Task:
Each line of the records that includes "demo" should be found and copied.

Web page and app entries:
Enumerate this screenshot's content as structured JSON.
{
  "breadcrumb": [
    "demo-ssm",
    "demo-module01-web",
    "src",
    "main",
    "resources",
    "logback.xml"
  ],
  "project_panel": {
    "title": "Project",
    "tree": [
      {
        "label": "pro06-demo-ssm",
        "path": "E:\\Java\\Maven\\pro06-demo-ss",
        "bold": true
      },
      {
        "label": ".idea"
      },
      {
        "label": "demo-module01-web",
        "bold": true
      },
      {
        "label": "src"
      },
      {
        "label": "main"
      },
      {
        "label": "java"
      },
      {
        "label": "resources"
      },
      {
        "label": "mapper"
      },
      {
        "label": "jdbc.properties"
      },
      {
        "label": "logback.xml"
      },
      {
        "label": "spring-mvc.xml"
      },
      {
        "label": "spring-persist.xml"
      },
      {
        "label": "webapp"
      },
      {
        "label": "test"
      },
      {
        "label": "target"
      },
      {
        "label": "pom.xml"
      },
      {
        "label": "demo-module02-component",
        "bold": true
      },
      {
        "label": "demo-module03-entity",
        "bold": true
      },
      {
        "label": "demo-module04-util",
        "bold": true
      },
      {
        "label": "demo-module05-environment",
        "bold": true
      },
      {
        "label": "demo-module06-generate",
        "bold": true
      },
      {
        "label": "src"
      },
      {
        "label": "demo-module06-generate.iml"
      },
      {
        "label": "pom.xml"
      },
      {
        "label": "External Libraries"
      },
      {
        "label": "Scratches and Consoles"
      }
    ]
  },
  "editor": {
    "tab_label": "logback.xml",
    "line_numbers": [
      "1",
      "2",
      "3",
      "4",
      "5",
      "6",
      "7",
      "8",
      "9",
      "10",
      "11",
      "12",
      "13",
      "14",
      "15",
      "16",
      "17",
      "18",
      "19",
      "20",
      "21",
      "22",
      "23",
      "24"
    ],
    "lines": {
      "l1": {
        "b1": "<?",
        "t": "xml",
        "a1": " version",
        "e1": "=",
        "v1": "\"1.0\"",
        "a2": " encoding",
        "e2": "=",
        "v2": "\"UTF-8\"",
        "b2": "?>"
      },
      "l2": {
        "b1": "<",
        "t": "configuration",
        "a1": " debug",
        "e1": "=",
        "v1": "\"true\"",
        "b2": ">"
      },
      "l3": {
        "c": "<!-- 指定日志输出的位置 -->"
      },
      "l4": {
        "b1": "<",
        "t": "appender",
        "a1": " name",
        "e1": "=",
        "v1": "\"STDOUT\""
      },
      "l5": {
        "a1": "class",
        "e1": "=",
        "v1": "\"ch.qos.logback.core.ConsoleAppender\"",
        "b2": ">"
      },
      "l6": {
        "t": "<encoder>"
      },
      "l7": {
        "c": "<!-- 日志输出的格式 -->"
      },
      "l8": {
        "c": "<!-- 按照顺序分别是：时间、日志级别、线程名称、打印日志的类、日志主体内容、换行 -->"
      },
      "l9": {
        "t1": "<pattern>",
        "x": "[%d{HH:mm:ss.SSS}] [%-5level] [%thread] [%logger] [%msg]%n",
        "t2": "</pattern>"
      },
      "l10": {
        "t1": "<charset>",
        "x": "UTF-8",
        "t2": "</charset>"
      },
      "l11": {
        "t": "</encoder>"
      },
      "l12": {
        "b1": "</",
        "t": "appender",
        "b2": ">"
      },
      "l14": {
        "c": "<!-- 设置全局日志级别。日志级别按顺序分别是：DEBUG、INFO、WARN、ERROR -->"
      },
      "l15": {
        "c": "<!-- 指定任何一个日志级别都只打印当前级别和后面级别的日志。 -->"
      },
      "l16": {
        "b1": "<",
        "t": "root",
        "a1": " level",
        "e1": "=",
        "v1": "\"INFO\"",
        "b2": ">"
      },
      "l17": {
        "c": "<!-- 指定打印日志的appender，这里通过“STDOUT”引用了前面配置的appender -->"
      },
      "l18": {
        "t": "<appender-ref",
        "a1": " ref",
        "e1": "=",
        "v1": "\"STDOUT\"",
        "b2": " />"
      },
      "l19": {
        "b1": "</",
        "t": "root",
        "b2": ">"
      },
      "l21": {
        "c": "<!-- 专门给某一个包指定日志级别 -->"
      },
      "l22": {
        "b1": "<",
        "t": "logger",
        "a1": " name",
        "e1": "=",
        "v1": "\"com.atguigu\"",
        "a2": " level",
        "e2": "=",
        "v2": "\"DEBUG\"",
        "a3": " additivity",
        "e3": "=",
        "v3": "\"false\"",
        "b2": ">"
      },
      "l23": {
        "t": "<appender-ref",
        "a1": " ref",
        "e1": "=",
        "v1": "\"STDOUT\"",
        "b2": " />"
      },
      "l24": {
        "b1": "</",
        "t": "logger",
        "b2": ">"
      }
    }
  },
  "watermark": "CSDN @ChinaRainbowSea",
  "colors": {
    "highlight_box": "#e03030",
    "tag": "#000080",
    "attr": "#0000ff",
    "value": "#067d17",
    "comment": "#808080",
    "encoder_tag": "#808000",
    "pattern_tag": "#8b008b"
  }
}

Result for this exercise:
    "demo-ssm",
    "demo-module01-web",
        "label": "pro06-demo-ssm",
        "path": "E:\\Java\\Maven\\pro06-demo-ss",
        "label": "demo-module01-web",
        "label": "demo-module02-component",
        "label": "demo-module03-entity",
        "label": "demo-module04-util",
        "label": "demo-module05-environment",
        "label": "demo-module06-generate",
        "label": "demo-module06-generate.iml"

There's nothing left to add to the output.